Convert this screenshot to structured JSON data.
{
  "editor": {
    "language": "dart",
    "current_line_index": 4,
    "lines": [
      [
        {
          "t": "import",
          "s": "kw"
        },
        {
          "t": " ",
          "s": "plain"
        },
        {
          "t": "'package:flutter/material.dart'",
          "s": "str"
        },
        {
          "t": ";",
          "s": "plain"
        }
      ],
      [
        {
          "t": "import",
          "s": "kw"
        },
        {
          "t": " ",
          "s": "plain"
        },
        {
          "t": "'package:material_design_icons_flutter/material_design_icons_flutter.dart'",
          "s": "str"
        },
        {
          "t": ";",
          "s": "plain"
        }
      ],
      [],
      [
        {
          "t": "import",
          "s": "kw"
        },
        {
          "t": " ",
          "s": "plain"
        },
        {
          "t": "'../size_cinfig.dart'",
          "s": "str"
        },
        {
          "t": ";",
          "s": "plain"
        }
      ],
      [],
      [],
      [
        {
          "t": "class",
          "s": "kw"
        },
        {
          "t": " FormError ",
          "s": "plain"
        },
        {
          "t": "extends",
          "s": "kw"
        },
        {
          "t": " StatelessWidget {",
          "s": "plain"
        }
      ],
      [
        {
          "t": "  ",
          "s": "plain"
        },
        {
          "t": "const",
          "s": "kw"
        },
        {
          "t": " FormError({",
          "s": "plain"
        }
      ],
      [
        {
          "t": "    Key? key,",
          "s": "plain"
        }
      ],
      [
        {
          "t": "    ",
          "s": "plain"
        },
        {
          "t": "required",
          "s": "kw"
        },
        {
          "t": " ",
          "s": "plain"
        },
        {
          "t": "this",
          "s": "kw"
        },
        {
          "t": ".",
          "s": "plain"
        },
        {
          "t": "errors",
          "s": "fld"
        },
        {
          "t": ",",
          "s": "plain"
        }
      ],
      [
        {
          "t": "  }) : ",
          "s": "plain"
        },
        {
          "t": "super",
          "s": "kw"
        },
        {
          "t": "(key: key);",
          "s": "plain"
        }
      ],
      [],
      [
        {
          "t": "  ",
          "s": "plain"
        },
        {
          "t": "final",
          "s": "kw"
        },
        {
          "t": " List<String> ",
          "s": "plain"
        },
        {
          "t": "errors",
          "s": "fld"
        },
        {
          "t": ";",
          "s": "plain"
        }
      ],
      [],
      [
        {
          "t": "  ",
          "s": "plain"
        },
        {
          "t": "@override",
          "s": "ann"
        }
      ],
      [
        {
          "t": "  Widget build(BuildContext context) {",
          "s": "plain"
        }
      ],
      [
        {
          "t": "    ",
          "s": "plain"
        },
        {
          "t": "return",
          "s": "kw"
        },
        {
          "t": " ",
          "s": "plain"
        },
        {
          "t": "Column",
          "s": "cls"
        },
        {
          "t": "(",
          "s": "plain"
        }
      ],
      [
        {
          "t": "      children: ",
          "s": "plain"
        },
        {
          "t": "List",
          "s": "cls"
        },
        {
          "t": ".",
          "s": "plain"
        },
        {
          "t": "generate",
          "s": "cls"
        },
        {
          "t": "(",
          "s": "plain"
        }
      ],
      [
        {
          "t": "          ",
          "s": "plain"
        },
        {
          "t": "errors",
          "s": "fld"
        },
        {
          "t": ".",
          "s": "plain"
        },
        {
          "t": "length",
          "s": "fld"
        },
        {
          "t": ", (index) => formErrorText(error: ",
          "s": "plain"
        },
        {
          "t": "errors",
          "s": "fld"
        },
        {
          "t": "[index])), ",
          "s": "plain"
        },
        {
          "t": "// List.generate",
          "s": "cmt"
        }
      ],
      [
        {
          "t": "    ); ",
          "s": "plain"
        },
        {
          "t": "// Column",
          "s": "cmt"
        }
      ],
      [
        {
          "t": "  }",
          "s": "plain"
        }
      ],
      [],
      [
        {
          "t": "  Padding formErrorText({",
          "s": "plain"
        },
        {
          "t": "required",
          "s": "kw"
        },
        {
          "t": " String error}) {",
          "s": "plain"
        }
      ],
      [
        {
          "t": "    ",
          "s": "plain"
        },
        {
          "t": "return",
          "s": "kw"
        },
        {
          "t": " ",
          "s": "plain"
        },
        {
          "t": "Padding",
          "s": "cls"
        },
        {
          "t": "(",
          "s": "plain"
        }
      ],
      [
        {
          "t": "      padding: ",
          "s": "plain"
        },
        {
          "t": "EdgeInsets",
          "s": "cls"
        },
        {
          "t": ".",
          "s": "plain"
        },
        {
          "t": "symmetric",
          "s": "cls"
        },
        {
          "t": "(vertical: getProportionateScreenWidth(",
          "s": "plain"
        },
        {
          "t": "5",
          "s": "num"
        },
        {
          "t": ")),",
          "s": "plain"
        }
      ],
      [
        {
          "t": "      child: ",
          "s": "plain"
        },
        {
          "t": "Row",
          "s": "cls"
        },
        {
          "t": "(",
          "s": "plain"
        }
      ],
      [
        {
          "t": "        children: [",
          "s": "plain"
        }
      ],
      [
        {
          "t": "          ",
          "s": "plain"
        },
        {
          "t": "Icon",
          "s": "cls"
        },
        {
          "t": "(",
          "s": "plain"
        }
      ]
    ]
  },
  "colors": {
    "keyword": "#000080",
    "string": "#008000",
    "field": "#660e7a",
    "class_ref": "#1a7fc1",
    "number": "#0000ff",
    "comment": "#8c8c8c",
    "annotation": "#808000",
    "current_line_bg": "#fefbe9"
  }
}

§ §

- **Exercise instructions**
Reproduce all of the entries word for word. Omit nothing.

- **Your response**
Convert this screenshot to structured JSON data.
{
  "editor": {
    "language": "dart",
    "current_line_index": 4,
    "lines": [
      [
        {
          "t": "import",
          "s": "kw"
        },
        {
          "t": " ",
          "s": "plain"
        },
        {
          "t": "'package:flutter/material.dart'",
          "s": "str"
        },
        {
          "t": ";",
          "s": "plain"
        }
      ],
      [
        {
          "t": "import",
          "s": "kw"
        },
        {
          "t": " ",
          "s": "plain"
        },
        {
          "t": "'package:material_design_icons_flutter/material_design_icons_flutter.dart'",
          "s": "str"
        },
        {
          "t": ";",
          "s": "plain"
        }
      ],
      [],
      [
        {
          "t": "import",
          "s": "kw"
        },
        {
          "t": " ",
          "s": "plain"
        },
        {
          "t": "'../size_cinfig.dart'",
          "s": "str"
        },
        {
          "t": ";",
          "s": "plain"
        }
      ],
      [],
      [],
      [
        {
          "t": "class",
          "s": "kw"
        },
        {
          "t": " FormError ",
          "s": "plain"
        },
        {
          "t": "extends",
          "s": "kw"
        },
        {
          "t": " StatelessWidget {",
          "s": "plain"
        }
      ],
      [
        {
          "t": "  ",
          "s": "plain"
        },
        {
          "t": "const",
          "s": "kw"
        },
        {
          "t": " FormError({",
          "s": "plain"
        }
      ],
      [
        {
          "t": "    Key? key,",
          "s": "plain"
        }
      ],
      [
        {
          "t": "    ",
          "s": "plain"
        },
        {
          "t": "required",
          "s": "kw"
        },
        {
          "t": " ",
          "s": "plain"
        },
        {
          "t": "this",
          "s": "kw"
        },
        {
          "t": ".",
          "s": "plain"
        },
        {
          "t": "errors",
          "s": "fld"
        },
        {
          "t": ",",
          "s": "plain"
        }
      ],
      [
        {
          "t": "  }) : ",
          "s": "plain"
        },
        {
          "t": "super",
          "s": "kw"
        },
        {
          "t": "(key: key);",
          "s": "plain"
        }
      ],
      [],
      [
        {
          "t": "  ",
          "s": "plain"
        },
        {
          "t": "final",
          "s": "kw"
        },
        {
          "t": " List<String> ",
          "s": "plain"
        },
        {
          "t": "errors",
          "s": "fld"
        },
        {
          "t": ";",
          "s": "plain"
        }
      ],
      [],
      [
        {
          "t": "  ",
          "s": "plain"
        },
        {
          "t": "@override",
          "s": "ann"
        }
      ],
      [
        {
          "t": "  Widget build(BuildContext context) {",
          "s": "plain"
        }
      ],
      [
        {
          "t": "    ",
          "s": "plain"
        },
        {
          "t": "return",
          "s": "kw"
        },
        {
          "t": " ",
          "s": "plain"
        },
        {
          "t": "Column",
          "s": "cls"
        },
        {
          "t": "(",
          "s": "plain"
        }
      ],
      [
        {
          "t": "      children: ",
          "s": "plain"
        },
        {
          "t": "List",
          "s": "cls"
        },
        {
          "t": ".",
          "s": "plain"
        },
        {
          "t": "generate",
          "s": "cls"
        },
        {
          "t": "(",
          "s": "plain"
        }
      ],
      [
        {
          "t": "          ",
          "s": "plain"
        },
        {
          "t": "errors",
          "s": "fld"
        },
        {
          "t": ".",
          "s": "plain"
        },
        {
          "t": "length",
          "s": "fld"
        },
        {
          "t": ", (index) => formErrorText(error: ",
          "s": "plain"
        },
        {
          "t": "errors",
          "s": "fld"
        },
        {
          "t": "[index])), ",
          "s": "plain"
        },
        {
          "t": "// List.generate",
          "s": "cmt"
        }
      ],
      [
        {
          "t": "    ); ",
          "s": "plain"
        },
        {
          "t": "// Column",
          "s": "cmt"
        }
      ],
      [
        {
          "t": "  }",
          "s": "plain"
        }
      ],
      [],
      [
        {
          "t": "  Padding formErrorText({",
          "s": "plain"
        },
        {
          "t": "required",
          "s": "kw"
        },
        {
          "t": " String error}) {",
          "s": "plain"
        }
      ],
      [
        {
          "t": "    ",
          "s": "plain"
        },
        {
          "t": "return",
          "s": "kw"
        },
        {
          "t": " ",
          "s": "plain"
        },
        {
          "t": "Padding",
          "s": "cls"
        },
        {
          "t": "(",
          "s": "plain"
        }
      ],
      [
        {
          "t": "      padding: ",
          "s": "plain"
        },
        {
          "t": "EdgeInsets",
          "s": "cls"
        },
        {
          "t": ".",
          "s": "plain"
        },
        {
          "t": "symmetric",
          "s": "cls"
        },
        {
          "t": "(vertical: getProportionateScreenWidth(",
          "s": "plain"
        },
        {
          "t": "5",
          "s": "num"
        },
        {
          "t": ")),",
          "s": "plain"
        }
      ],
      [
        {
          "t": "      child: ",
          "s": "plain"
        },
        {
          "t": "Row",
          "s": "cls"
        },
        {
          "t": "(",
          "s": "plain"
        }
      ],
      [
        {
          "t": "        children: [",
          "s": "plain"
        }
      ],
      [
        {
          "t": "          ",
          "s": "plain"
        },
        {
          "t": "Icon",
          "s": "cls"
        },
        {
          "t": "(",
          "s": "plain"
        }
      ]
    ]
  },
  "colors": {
    "keyword": "#000080",
    "string": "#008000",
    "field": "#660e7a",
    "class_ref": "#1a7fc1",
    "number": "#0000ff",
    "comment": "#8c8c8c",
    "annotation": "#808000",
    "current_line_bg": "#fefbe9"
  }
}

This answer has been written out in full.